Quantities of heat are usually measured in units of energy, such as joules (J) or calories (cal). The specific heat of a substance is the ratio of the quantity of heat required to raise the temperature of a given mass of the substance through a given range of temperature to the heat required to raise the temperature of an equal mass of water through the same range. It is measured by a calorimeter.
Conduction, convection, and radiation.

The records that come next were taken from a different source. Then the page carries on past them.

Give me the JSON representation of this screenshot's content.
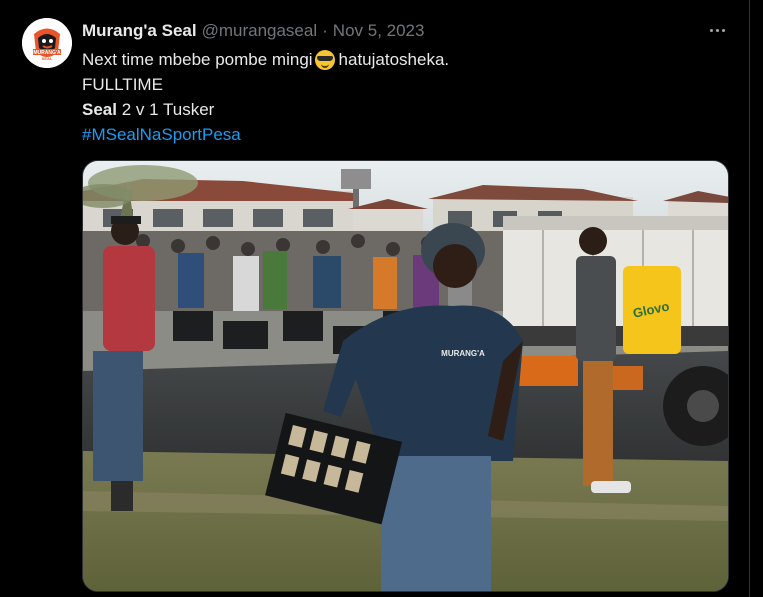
{
  "tweet": {
    "display_name": "Murang'a Seal",
    "handle": "@murangaseal",
    "separator": "·",
    "date": "Nov 5, 2023",
    "text_line1_before": "Next time mbebe pombe mingi",
    "emoji": "smiling-face-with-sunglasses",
    "text_line1_after": "hatujatosheka.",
    "text_line2": "FULLTIME",
    "score_team": "Seal",
    "score_rest": "2 v 1 Tusker",
    "hashtag": "#MSealNaSportPesa"
  },
  "avatar": {
    "logo_text": "MURANG'A",
    "logo_subtext": "SEAL"
  },
  "media": {
    "alt": "Man running with a crate of beer bottles near an overturned truck, crowd collecting spilled crates",
    "bag_text": "Glovo",
    "shirt_text": "MURANG'A"
  },
  "colors": {
    "background": "#000000",
    "text": "#e7e9ea",
    "muted": "#71767b",
    "link": "#1d9bf0",
    "border": "#2f3336"
  }
}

Conduction is the passing of heat along a medium to neighboring parts with no visible motion accompanying the transfer of heat—for example, when the whole length of a metal rod is heated when one end is held in a fire. Convection is the transmission of heat through a fluid (liquid or gas) in currents—for example, when the air in a room is warmed by a fire or radiator. Radiation is heat transfer by infrared rays. It can pass through a vacuum, travels at the same speed as light, can be reflected and refracted, and does not affect the medium through which it passes. For example, heat reaches the Earth from the Sun by radiation.
See also thermodynamics.
1. A form of energy that is transferred by a difference in temperature; SYN. heat energy.
2. Intense passion or emotion; SYN. warmth, passion.
3. The sensation caused by heat energy; SYN. warmth.
Heat, like work, is a measure of the amount of energy transferred from one body to another because of the temperature difference between those bodies. Heat is not energy possessed by a body. We should not speak of the The energy a body possesses due to its temperature is a different thing, called internal thermal energy. The misuse of this word probably dates back to the 18th century when it was still thought that bodies undergoing thermal processes exchanged a substance, called caloric or phlogiston, a substance later called heat.
ETYM French, from Latin rabies, from rabere to rave; cf. Skr. rabh to seize, rabhas violence. Related to Rabid, Rabies, Rave.
1. A state of extreme anger.
2. Something that is desired intensely; SYN. passion.
3. Violent state of the elements.
ETYM Gael. spong, or Irish sponc, tinder, sponge; cf. as. sponge a sponge (Latin spongia), spôn a chip. Related to Sponge, Punk.
1. Wood that readily takes fire; touchwood.
2. Courage or initiative; pluck.
1. A characteristic (habitual or relatively temporary) state of feeling; SYN. mood, humor, humour.
2. A disposition to exhibit uncontrolled anger; SYN. biliousness, irritability, peevishness, pettishness, snappishness, surliness.
3. The elasticity and hardness of a metal object; its ability to absorb considerable energy before cracking; SYN. toughness.
ETYM Old Eng. wrathe, wraththe, wrethe, wraeththe, AS. wraeththo, from wrâth wroth; akin to Icel. reithi wrath. Related to Wroth.
1. Belligerence aroused by a real or supposed wrong (personified as one of the deadly sins); SYN. anger, ire, ira.
2. Intense anger (usually on an epic scale).